EXTRACTED INFORMATION below:
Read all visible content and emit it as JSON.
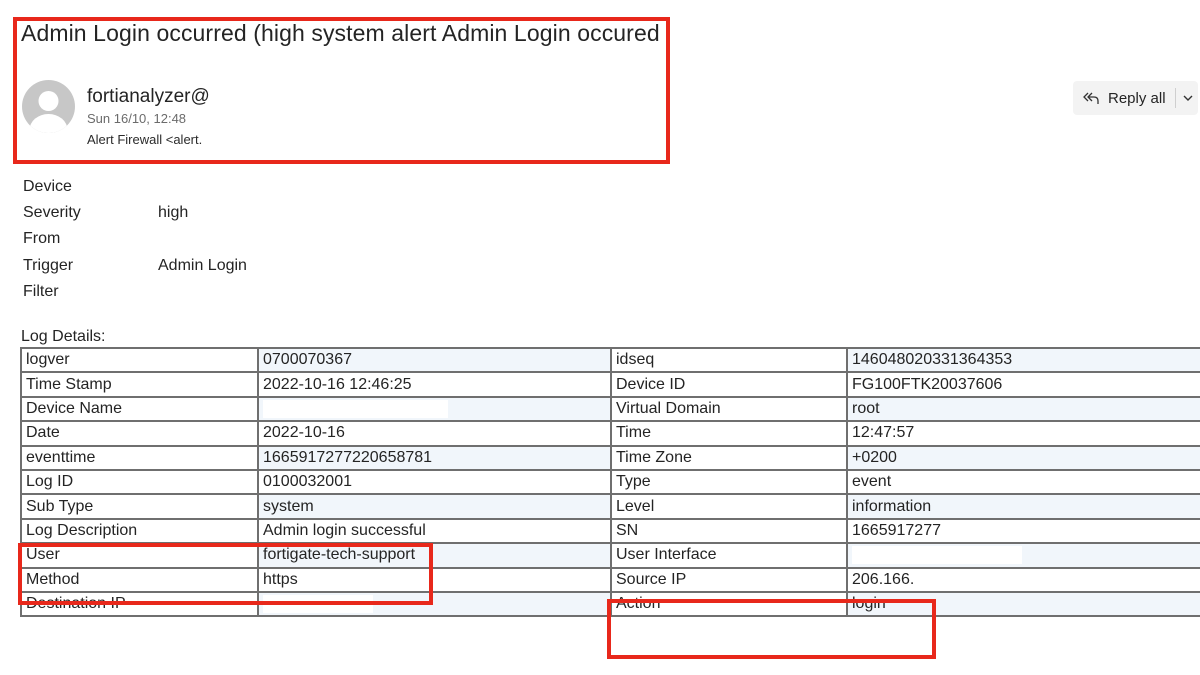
{
  "email": {
    "subject": "Admin Login occurred (high system alert Admin Login occured",
    "sender": "fortianalyzer@",
    "date": "Sun 16/10, 12:48",
    "recipient": "Alert Firewall <alert."
  },
  "toolbar": {
    "reply_all_label": "Reply all"
  },
  "props": [
    {
      "key": "Device",
      "value": ""
    },
    {
      "key": "Severity",
      "value": "high"
    },
    {
      "key": "From",
      "value": ""
    },
    {
      "key": "Trigger",
      "value": "Admin Login"
    },
    {
      "key": "Filter",
      "value": ""
    }
  ],
  "log_details_label": "Log Details:",
  "log_rows": [
    {
      "k1": "logver",
      "v1": "0700070367",
      "k2": "idseq",
      "v2": "146048020331364353"
    },
    {
      "k1": "Time Stamp",
      "v1": "2022-10-16 12:46:25",
      "k2": "Device ID",
      "v2": "FG100FTK20037606"
    },
    {
      "k1": "Device Name",
      "v1": "",
      "k2": "Virtual Domain",
      "v2": "root"
    },
    {
      "k1": "Date",
      "v1": "2022-10-16",
      "k2": "Time",
      "v2": "12:47:57"
    },
    {
      "k1": "eventtime",
      "v1": "1665917277220658781",
      "k2": "Time Zone",
      "v2": "+0200"
    },
    {
      "k1": "Log ID",
      "v1": "0100032001",
      "k2": "Type",
      "v2": "event"
    },
    {
      "k1": "Sub Type",
      "v1": "system",
      "k2": "Level",
      "v2": "information"
    },
    {
      "k1": "Log Description",
      "v1": "Admin login successful",
      "k2": "SN",
      "v2": "1665917277"
    },
    {
      "k1": "User",
      "v1": "fortigate-tech-support",
      "k2": "User Interface",
      "v2": ""
    },
    {
      "k1": "Method",
      "v1": "https",
      "k2": "Source IP",
      "v2": "206.166."
    },
    {
      "k1": "Destination IP",
      "v1": "",
      "k2": "Action",
      "v2": "login"
    }
  ],
  "colors": {
    "highlight": "#e8281b",
    "value_cell_bg": "#f1f6fb",
    "border": "#6f6f6f"
  }
}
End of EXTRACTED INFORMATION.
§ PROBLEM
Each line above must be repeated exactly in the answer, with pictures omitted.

§ TASK RESPONSE
Read all visible content and emit it as JSON.
{
  "email": {
    "subject": "Admin Login occurred (high system alert Admin Login occured",
    "sender": "fortianalyzer@",
    "date": "Sun 16/10, 12:48",
    "recipient": "Alert Firewall <alert."
  },
  "toolbar": {
    "reply_all_label": "Reply all"
  },
  "props": [
    {
      "key": "Device",
      "value": ""
    },
    {
      "key": "Severity",
      "value": "high"
    },
    {
      "key": "From",
      "value": ""
    },
    {
      "key": "Trigger",
      "value": "Admin Login"
    },
    {
      "key": "Filter",
      "value": ""
    }
  ],
  "log_details_label": "Log Details:",
  "log_rows": [
    {
      "k1": "logver",
      "v1": "0700070367",
      "k2": "idseq",
      "v2": "146048020331364353"
    },
    {
      "k1": "Time Stamp",
      "v1": "2022-10-16 12:46:25",
      "k2": "Device ID",
      "v2": "FG100FTK20037606"
    },
    {
      "k1": "Device Name",
      "v1": "",
      "k2": "Virtual Domain",
      "v2": "root"
    },
    {
      "k1": "Date",
      "v1": "2022-10-16",
      "k2": "Time",
      "v2": "12:47:57"
    },
    {
      "k1": "eventtime",
      "v1": "1665917277220658781",
      "k2": "Time Zone",
      "v2": "+0200"
    },
    {
      "k1": "Log ID",
      "v1": "0100032001",
      "k2": "Type",
      "v2": "event"
    },
    {
      "k1": "Sub Type",
      "v1": "system",
      "k2": "Level",
      "v2": "information"
    },
    {
      "k1": "Log Description",
      "v1": "Admin login successful",
      "k2": "SN",
      "v2": "1665917277"
    },
    {
      "k1": "User",
      "v1": "fortigate-tech-support",
      "k2": "User Interface",
      "v2": ""
    },
    {
      "k1": "Method",
      "v1": "https",
      "k2": "Source IP",
      "v2": "206.166."
    },
    {
      "k1": "Destination IP",
      "v1": "",
      "k2": "Action",
      "v2": "login"
    }
  ],
  "colors": {
    "highlight": "#e8281b",
    "value_cell_bg": "#f1f6fb",
    "border": "#6f6f6f"
  }
}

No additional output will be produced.